Steven Mead [4barsrest live coverage coverage team] wrote:

A fantastic performance of an absolutely bonkers, wonderful piece of music. I wasn’t sure if the concept would work, but boy it’s absolutely did. It deserves to be heard many times, but I somehow doubt if it’ll ever receive such a great performance as this.

The loudest siren I ever heard in a contest, in fact, anywhere! Somehow, the band bought it off and displayed its full array of technical musical skills. Bravo to Luc Vertommen for bringing this piece to us this weekend. – Steven Mead

Christopher Thomas [4barsrest live coverage coverage team] wrote:

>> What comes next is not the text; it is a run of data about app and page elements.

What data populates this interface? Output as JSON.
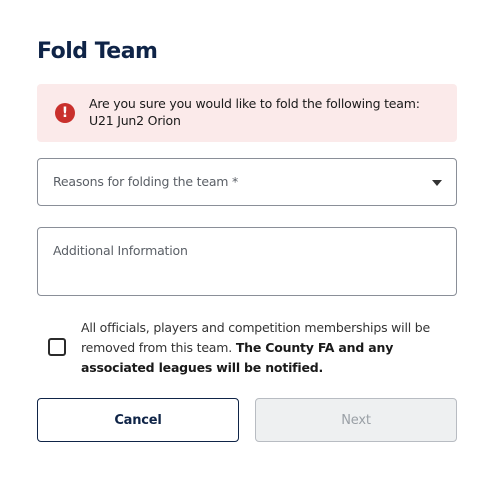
{
  "dialog": {
    "title": "Fold Team",
    "alert": {
      "icon": "exclamation-circle-icon",
      "text": "Are you sure you would like to fold the following team: U21 Jun2 Orion"
    },
    "reason_select": {
      "label": "Reasons for folding the team *"
    },
    "additional_info": {
      "placeholder": "Additional Information"
    },
    "confirm_checkbox": {
      "checked": false,
      "text_plain": "All officials, players and competition memberships will be removed from this team.",
      "text_bold": "The County FA and any associated leagues will be notified."
    },
    "buttons": {
      "cancel": "Cancel",
      "next": "Next"
    }
  },
  "colors": {
    "title": "#0f2447",
    "alert_bg": "#fbeaea",
    "alert_icon": "#c9302c",
    "disabled_button_bg": "#eef0f1"
  }
}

The European own choice leg has a habit of throwing up the occasional piece that is just that little bit different and this could well be one of them!

There are hints of Shostakovich in the opening paragraphs and the writing is challenging in the extreme. But what power there is in both the score and its delivery from the band. At times this brutal stuff…exactly as it should be. But there is technique on display in abundance and the constantly shifting parade of styles and savagery passes by like a garish nightmare.

The schizophrenic nature of the music is disturbing, the bizarrely twisted portrayal of the Great Gate of Kiev being perhaps the most frightening, but what is most evident is that both MD and band are feeling every note of the score. It’s terrifying but utterly compelling at the same time.

The sudden arrival of Purcell on the scene is another bizarre twist in the fabric of the music, but this is ethereally atmospheric, so beautifully played. The air raid signal that heralds ‘the calm before the storm’ whips the final passes up into a frenzy ahead of a blazing final bar.

Overall: A fascinating performance by the French of a work that well… could either love or hate. We loved every note of its unapologetic eccentricity but more than that, what extraordinary playing. Savage, powerful and ultimately gloriously triumphant.- Christopher Thomas